Rebecca Hodes, head of policy, communication and research at Treatment Action Campaign in South Africa, said that if the Pope were serious about preventing HIV infections he would focus on promoting wider access to condoms and information. “Instead, his opposition to condoms conveys that religious dogma is more important to him than the lives of Africans,” she said.
After his election, the Pope described Aids as “a cruel epidemic which not only kills but seriously threatens the economic and social stability of the continent”, but reiterated the Vatican ban on the use of condoms. It was hoped, however, that he would modify its position to take account of particular circumstances.
Echoing words spoken frequently by Pope John Paul II, Benedict declared that the “traditional teaching of the Church” on chastity outside marriage and fidelity within it had proved to be “the only sure way of preventing the spread of HIV and Aids”.
A few hours later, when his plane landed at Yaoundé the capital of Cameroon, he said that he was bringing the “Christian message of hope” to the world’s poorest continent – an assertion disputed strongly, even among his clergy. About 5 per cent of Cameroon’s 18 million people are believed to be living with HIV/Aids. Across the continent more than 22 million people are now infected.
The Vatican’s stand flies in the face of current world opinion. President Obama appears ready to reverse the Bush Administration’s controversial policy of giving financial aid only to organisations promoting abstinence and fidelity, a position adopted largely under pressure from the Christian Right.
The Pope’s comments look likely to create further division in a church racked by disagreements on numerous issues from gay rights to Holocaust denials.
A senior lay Catholic, who asked not to be named, said: “It is very hard to be a Catholic nowadays. We are meant to be following the Lord.”
He said that he felt as ashamed now as he had when the mother of a nine-year-old girl who had become pregnant with twins after being raped by her stepfather was excommunicated when she allowed doctors to abort the babies. The doctors were also excommunicated, but the stepfather suffered no penalty from the Church.

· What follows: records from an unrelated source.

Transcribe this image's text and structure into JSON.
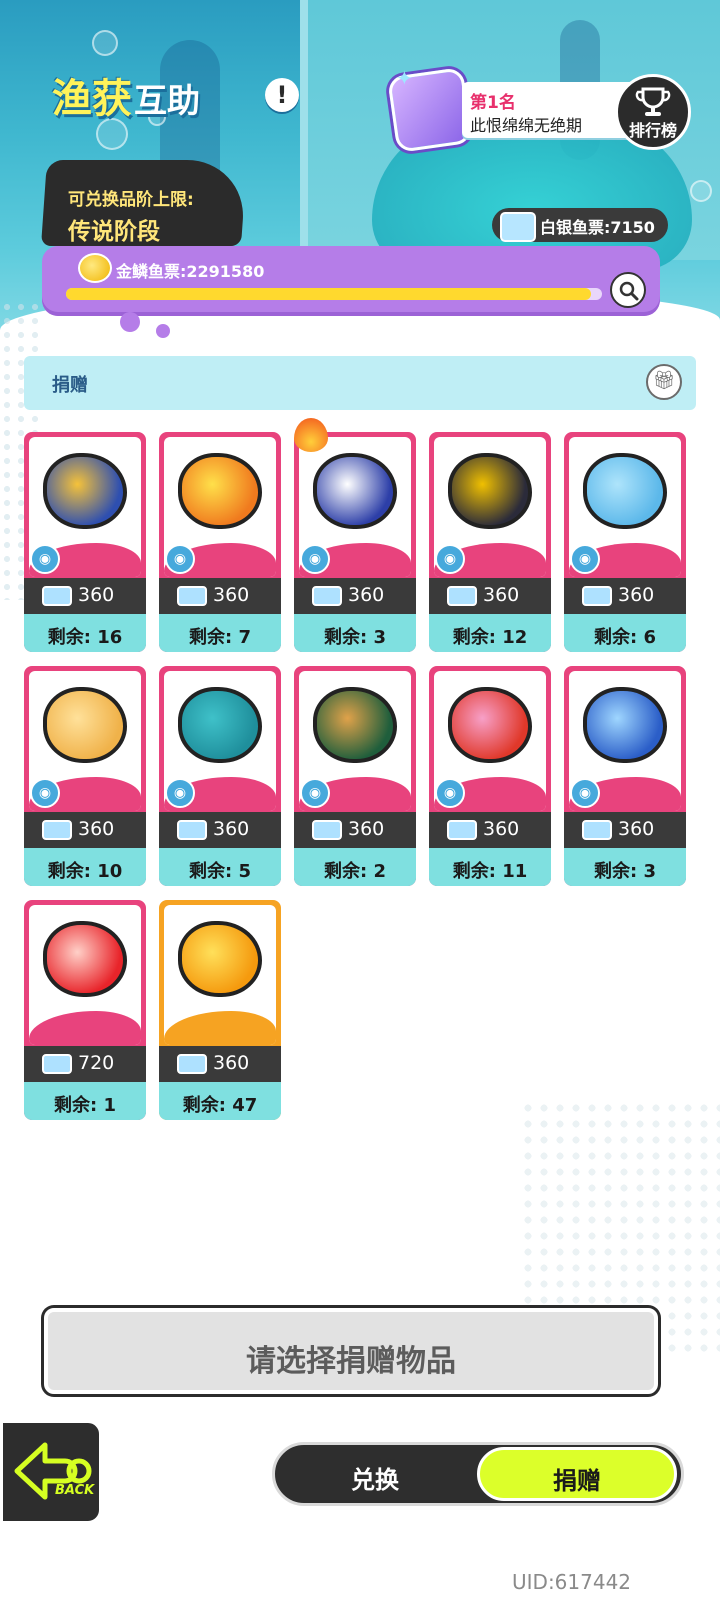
{
  "header": {
    "title_part1": "渔获",
    "title_part2": "互助",
    "info_icon": "exclamation-icon",
    "tier_label": "可兑换品阶上限:",
    "tier_value": "传说阶段"
  },
  "leaderboard": {
    "place": "第1名",
    "player_name": "此恨绵绵无绝期",
    "button_label": "排行榜",
    "icon": "trophy-icon"
  },
  "currency": {
    "silver_label": "白银鱼票:7150",
    "gold_label": "金鳞鱼票:2291580",
    "gold_progress": 0.98
  },
  "section": {
    "title": "捐赠",
    "icon": "gift-icon"
  },
  "items": [
    {
      "price": "360",
      "remain": "剩余: 16",
      "art": "blue-star-fish",
      "category_icon": "fish-icon",
      "hot": false,
      "rarity": "pink"
    },
    {
      "price": "360",
      "remain": "剩余: 7",
      "art": "orange-spotted-fish",
      "category_icon": "fish-icon",
      "hot": false,
      "rarity": "pink"
    },
    {
      "price": "360",
      "remain": "剩余: 3",
      "art": "chef-penguin-fish",
      "category_icon": "swirl-icon",
      "hot": true,
      "rarity": "pink"
    },
    {
      "price": "360",
      "remain": "剩余: 12",
      "art": "diver-creature",
      "category_icon": "swirl-icon",
      "hot": false,
      "rarity": "pink"
    },
    {
      "price": "360",
      "remain": "剩余: 6",
      "art": "blue-coral",
      "category_icon": "shell-icon",
      "hot": false,
      "rarity": "pink"
    },
    {
      "price": "360",
      "remain": "剩余: 10",
      "art": "golden-fossil-fish",
      "category_icon": "shell-icon",
      "hot": false,
      "rarity": "pink"
    },
    {
      "price": "360",
      "remain": "剩余: 5",
      "art": "teal-whale",
      "category_icon": "drop-icon",
      "hot": false,
      "rarity": "pink"
    },
    {
      "price": "360",
      "remain": "剩余: 2",
      "art": "green-cone-creature",
      "category_icon": "drop-icon",
      "hot": false,
      "rarity": "pink"
    },
    {
      "price": "360",
      "remain": "剩余: 11",
      "art": "red-octopus",
      "category_icon": "wave-icon",
      "hot": false,
      "rarity": "pink"
    },
    {
      "price": "360",
      "remain": "剩余: 3",
      "art": "flying-blue-fish",
      "category_icon": "wave-icon",
      "hot": false,
      "rarity": "pink"
    },
    {
      "price": "720",
      "remain": "剩余: 1",
      "art": "red-orb",
      "category_icon": "",
      "hot": false,
      "rarity": "pink"
    },
    {
      "price": "360",
      "remain": "剩余: 47",
      "art": "golden-flame-fish",
      "category_icon": "",
      "hot": false,
      "rarity": "gold"
    }
  ],
  "footer": {
    "select_prompt": "请选择捐赠物品",
    "back_label": "BACK",
    "tab_exchange": "兑换",
    "tab_donate": "捐赠",
    "uid": "UID:617442"
  },
  "colors": {
    "card_pink": "#e8437d",
    "card_gold": "#f6a322",
    "remain_bg": "#7fe0e0",
    "active_tab": "#dcff2a",
    "gold_bar": "#b57de8"
  }
}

The Pope will fly from Cameroon to Angola, which is staunchly Catholic as well as badly hit by HIV/Aids after years of civil war.
Two years ago there was speculation that the Vatican might amend its ban on condoms after Cardinal Carlo Maria Martini, the former Archbishop of Milan, said that in couples where one partner had HIV/ Aids, the use of condoms was “a lesser evil”.
The World Health Organisation says that “consistent and correct” condom use reduces the risk of HIV infection by 90 per cent.